The Plaintiffs in this action were formerly civil immigration detainees at the Orange County Correctional Facility [Jail] where they were treated for serious mental illnesses. Alleging that Orange County and some of its agencies and officials [Defendants] failed to provide planning for, or discharge plans upon release,* violated their substantive due process rights under the Fourteenth Amendment, Plaintiffs initiated litigation in United States District Court seeking relief under 42 U.S.C. §1983. The district court granted the Defendants’ motion to dismiss the complaint and Plaintiffs appealed .
Court of Appeals, Second Circuit, vacated the district court's ruling and remanded the matter to the district court for "further proceedings," finding that Plaintiffs "stated a plausible claim for relief under the Fourteenth Amendment for deliberate indifference to their serious medical needs." United States
Plaintiffs' complaint alleged that the Defendants were responsible for providing them with medical care while they were detained at a county detention facility [Jail] that houses civil immigration detainees pursuant to an intergovernmental agreement between Immigration and Customs Enforcement [ICE] and
.** Orange County
Defendants asked the Circuit Court to dismiss the Plaintiffs' entire Complaint for failure to state a claim, contending that "there is no established substantive due process right to the post-release measures inherent in discharge plans." The Defendants argued that the government’s duty of care ends "the instant the inmate walks through the prison gates and into the civilian world, because that is when the inmate’s ability to secure medication or care on his own behalf is restored" to him or her."
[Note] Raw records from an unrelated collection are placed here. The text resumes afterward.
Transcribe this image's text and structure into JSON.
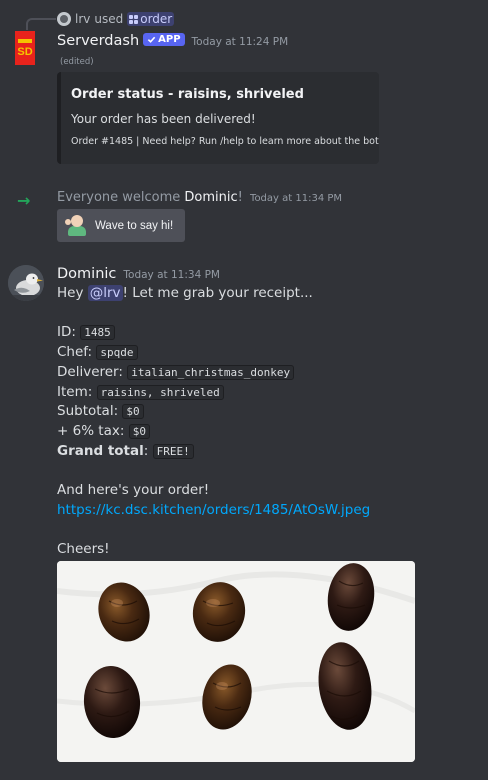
{
  "reply": {
    "user": "lrv",
    "used_text": "used",
    "command": "order"
  },
  "bot_message": {
    "author": "Serverdash",
    "badge": "APP",
    "timestamp": "Today at 11:24 PM",
    "edited": "(edited)",
    "avatar_text": "SD",
    "embed": {
      "title": "Order status - raisins, shriveled",
      "description": "Your order has been delivered!",
      "footer": "Order #1485 | Need help? Run /help to learn more about the bot"
    }
  },
  "welcome": {
    "prefix": "Everyone welcome",
    "user": "Dominic",
    "suffix": "!",
    "timestamp": "Today at 11:34 PM",
    "wave_button": "Wave to say hi!"
  },
  "user_message": {
    "author": "Dominic",
    "timestamp": "Today at 11:34 PM",
    "greeting_prefix": "Hey",
    "mention": "@lrv",
    "greeting_suffix": "! Let me grab your receipt...",
    "fields": [
      {
        "label": "ID:",
        "value": "1485",
        "bold": false
      },
      {
        "label": "Chef:",
        "value": "spqde",
        "bold": false
      },
      {
        "label": "Deliverer:",
        "value": "italian_christmas_donkey",
        "bold": false
      },
      {
        "label": "Item:",
        "value": "raisins, shriveled",
        "bold": false
      },
      {
        "label": "Subtotal:",
        "value": "$0",
        "bold": false
      },
      {
        "label": "+ 6% tax:",
        "value": "$0",
        "bold": false
      },
      {
        "label": "Grand total",
        "value": "FREE!",
        "bold": true
      }
    ],
    "order_line": "And here's your order!",
    "link": "https://kc.dsc.kitchen/orders/1485/AtOsW.jpeg",
    "closing": "Cheers!"
  },
  "colors": {
    "background": "#313338",
    "embed_bg": "#2b2d31",
    "blurple": "#5865f2",
    "link": "#00a8fc",
    "join_arrow": "#23a55a"
  },
  "icons": [
    "user-avatar-icon",
    "command-icon",
    "verified-check-icon",
    "join-arrow-icon",
    "wave-sticker-icon"
  ]
}
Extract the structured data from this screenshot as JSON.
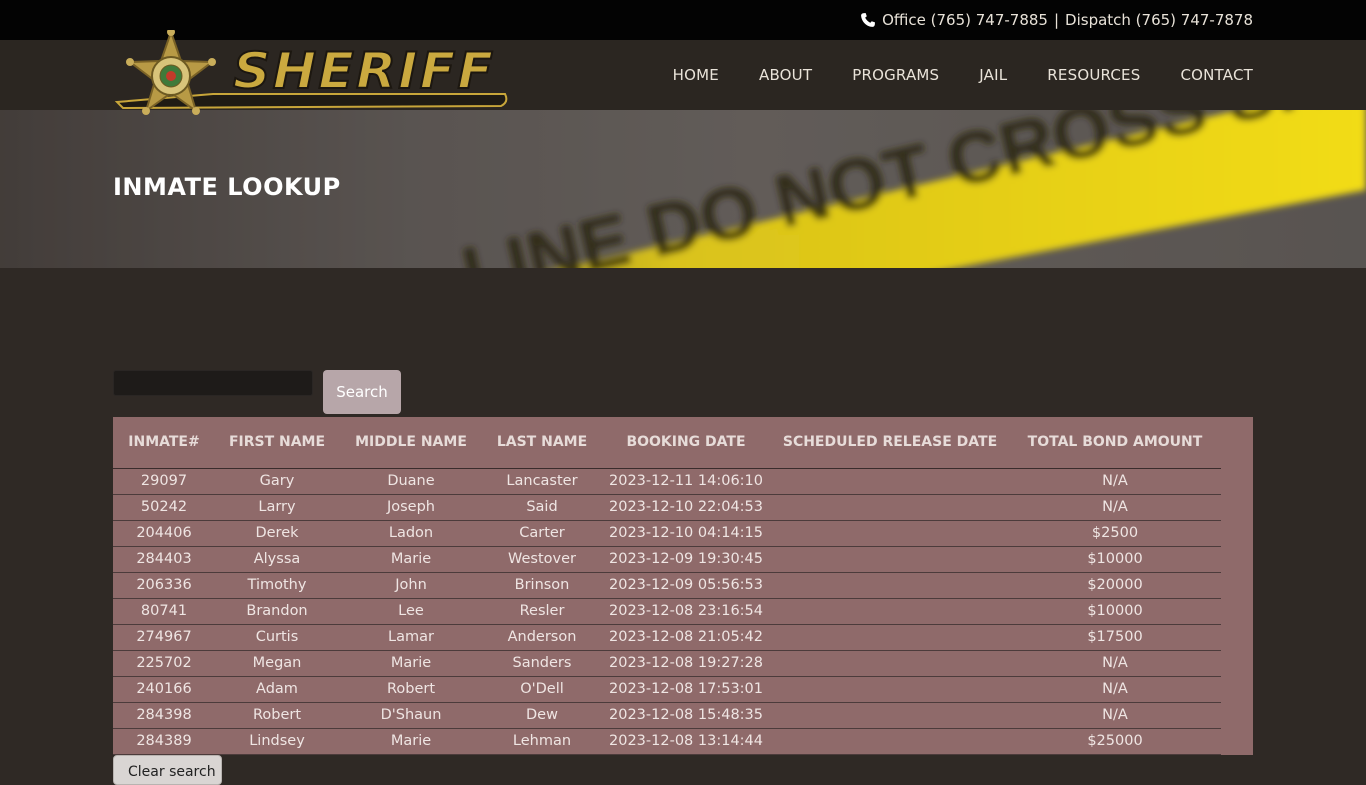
{
  "topbar": {
    "office": "Office (765) 747-7885",
    "separator": "|",
    "dispatch": "Dispatch (765) 747-7878",
    "icon": "phone-icon"
  },
  "logo": {
    "text": "SHERIFF",
    "icon": "sheriff-star-badge"
  },
  "nav": [
    {
      "label": "HOME"
    },
    {
      "label": "ABOUT"
    },
    {
      "label": "PROGRAMS"
    },
    {
      "label": "JAIL"
    },
    {
      "label": "RESOURCES"
    },
    {
      "label": "CONTACT"
    }
  ],
  "banner": {
    "title": "INMATE LOOKUP",
    "tape_text": "LINE DO NOT CROSS  SHERIFF LINE D"
  },
  "search": {
    "value": "",
    "button_label": "Search"
  },
  "table": {
    "columns": [
      "INMATE#",
      "FIRST NAME",
      "MIDDLE NAME",
      "LAST NAME",
      "BOOKING DATE",
      "SCHEDULED RELEASE DATE",
      "TOTAL BOND AMOUNT"
    ],
    "rows": [
      [
        "29097",
        "Gary",
        "Duane",
        "Lancaster",
        "2023-12-11 14:06:10",
        "",
        "N/A"
      ],
      [
        "50242",
        "Larry",
        "Joseph",
        "Said",
        "2023-12-10 22:04:53",
        "",
        "N/A"
      ],
      [
        "204406",
        "Derek",
        "Ladon",
        "Carter",
        "2023-12-10 04:14:15",
        "",
        "$2500"
      ],
      [
        "284403",
        "Alyssa",
        "Marie",
        "Westover",
        "2023-12-09 19:30:45",
        "",
        "$10000"
      ],
      [
        "206336",
        "Timothy",
        "John",
        "Brinson",
        "2023-12-09 05:56:53",
        "",
        "$20000"
      ],
      [
        "80741",
        "Brandon",
        "Lee",
        "Resler",
        "2023-12-08 23:16:54",
        "",
        "$10000"
      ],
      [
        "274967",
        "Curtis",
        "Lamar",
        "Anderson",
        "2023-12-08 21:05:42",
        "",
        "$17500"
      ],
      [
        "225702",
        "Megan",
        "Marie",
        "Sanders",
        "2023-12-08 19:27:28",
        "",
        "N/A"
      ],
      [
        "240166",
        "Adam",
        "Robert",
        "O'Dell",
        "2023-12-08 17:53:01",
        "",
        "N/A"
      ],
      [
        "284398",
        "Robert",
        "D'Shaun",
        "Dew",
        "2023-12-08 15:48:35",
        "",
        "N/A"
      ],
      [
        "284389",
        "Lindsey",
        "Marie",
        "Lehman",
        "2023-12-08 13:14:44",
        "",
        "$25000"
      ]
    ]
  },
  "clear_button": {
    "label": "Clear search"
  },
  "colors": {
    "topbar": "#030303",
    "header": "#2b2621",
    "page": "#2f2925",
    "table": "#8f6a6a",
    "search_button": "#b7a6a9",
    "logo_gold": "#c8a63a",
    "tape_yellow": "#e6cf14"
  }
}
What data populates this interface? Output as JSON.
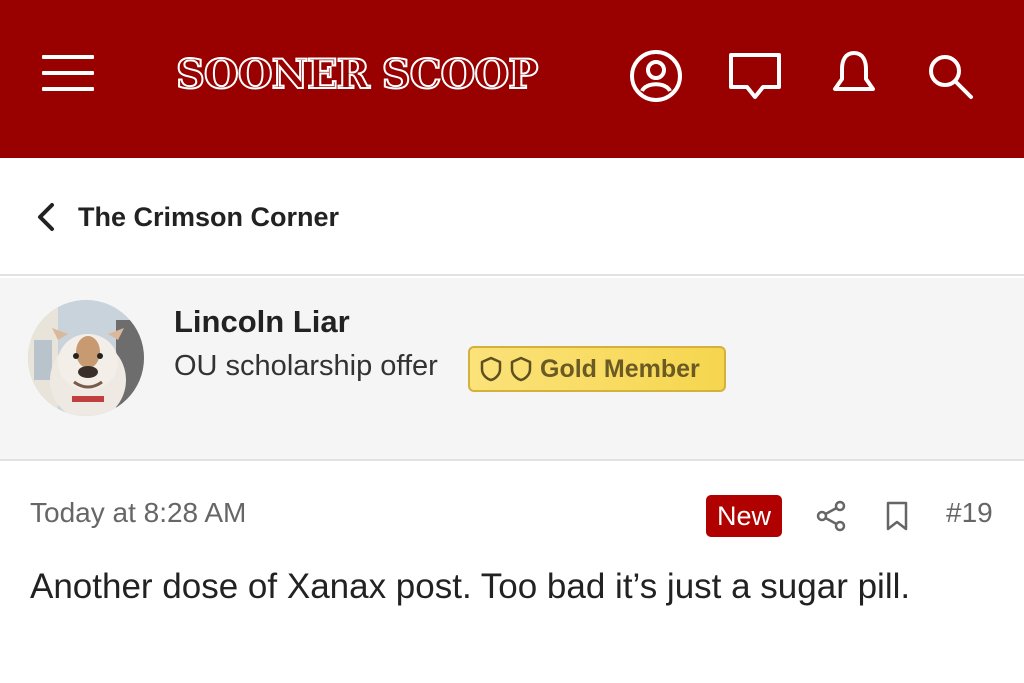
{
  "header": {
    "logo_text": "SOONER SCOOP",
    "colors": {
      "background": "#990000",
      "icons": "#ffffff"
    },
    "icons": [
      "hamburger-menu-icon",
      "profile-icon",
      "chat-icon",
      "bell-icon",
      "search-icon"
    ]
  },
  "breadcrumb": {
    "back_icon": "chevron-left-icon",
    "label": "The Crimson Corner"
  },
  "author": {
    "name": "Lincoln Liar",
    "title": "OU scholarship offer",
    "badge": {
      "label": "Gold Member",
      "icons": [
        "shield-icon",
        "shield-icon"
      ],
      "color": "#f6d64e"
    }
  },
  "post": {
    "timestamp": "Today at 8:28 AM",
    "new_label": "New",
    "new_color": "#b00000",
    "number": "#19",
    "body": "Another dose of Xanax post. Too bad it’s just a sugar pill."
  }
}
Noting that "[t]his Court ... has never held that the state’s duties to an inmate or detainee extend beyond their release" ... Plaintiffs’ theory in this case is that “[d]ischarge planning is an essential part of mental healthcare in institutional settings” and “Defendants are constitutionally obliged to provide Plaintiffs with adequate medical care while they are confined to immigration detention.”
Taking Plaintiffs’ allegations as true and drawing all reasonable, the Circuit Court said that it found that Plaintiffs "have plausibly alleged that discharge planning is an essential part of in-custody care" and concluded that despite the forward-looking nature of discharge planning, a claim for damages caused by the lack of it can be considered a claim for deprivation of in-custody care for purposes of the “special relationship” exception. However, on remand it will be necessary for Plaintiffs to prove to a fact-finder that "the care they complain of is the type that should have been provided to them during their detention."
Citing Pena v. DePrisco, 432 F.3d 98, the court explained that "those in civil detention, as were Plaintiffs in this case, are also afforded a right to be free from deliberate indifference to their serious medical needs." Further, "in order to establish a violation of a right to substantive due process, such a plaintiff must demonstrate not only government action but also that the government action was so ‘egregious, so outrageous, that it may fairly be said to shock the contemporary conscience.'”
While remaining the matter for factual development as Plaintiffs have adequately stated a claim, this does not mean that Plaintiffs have established their entitlement to relief and the will need to provide evidence to support their allegations. Further, opined the court, "Defendants have raised significant factual issues that need to be fleshed out through discovery, including whether the discharge planning measures Plaintiffs identify should be provided as part of in-custody care (rather than undertaken upon or after release), the medical effects of a temporary deprivation of psychotropic medication, the causal relationship between the alleged interruption in Plaintiffs’ treatment and the consequences they complain of, and whether the circumstances of Plaintiffs’ release were so unexpected that Defendants could not have anticipated, and properly planned for, their release at the time it occurred."
However, at this, the pleading stage, the Circuit Court indicated that it has simply held that Plaintiffs have adequately stated a Fourteenth Amendment substantive due process claim justifying vacating the district court's opinion and remanding the matter for "proceedings consistent with this opinion." The Circuit also noted that the district court, in addition, may consider various issues it did not reach in its opinion such as (1) whether the Plaintiffs adequately pled a county policy, practice, or custom for purposes of Monell liability***; (2) whether Plaintiffs have adequately stated a claim against [a named Defendant]; and (3) whether [that named Defendant] is entitled to qualified immunity.****
* Plaintiffs alleged that discharge planning is a routine and necessary component of institutional mental health treatment.
** The decision notes that the policies and protocols governing Defendants and others providing treatment at the Jail themselves demand such discharge planning. Both ICE and
have written policies recognizing that mental health discharge planning is an essential component of mental health treatment in institutional settings. Orange County
*** Under Monell v. Department of Social Serv., 436 U.S. 658 (1978), a municipal government can be held liable under Section 1983 if a plaintiff can demonstrate that a deprivation of a federal right occurred as a result of a "policy" of the local government's legislative body or of those local officials whose acts may fairly be said to be those of the municipality.
**** "Qualified immunity" protects a government official from lawsuits alleging that the official violated a plaintiff's rights, only allowing suits where officials violated a “clearly established” statutory or constitutional right.
The decision is posted on the Internet at: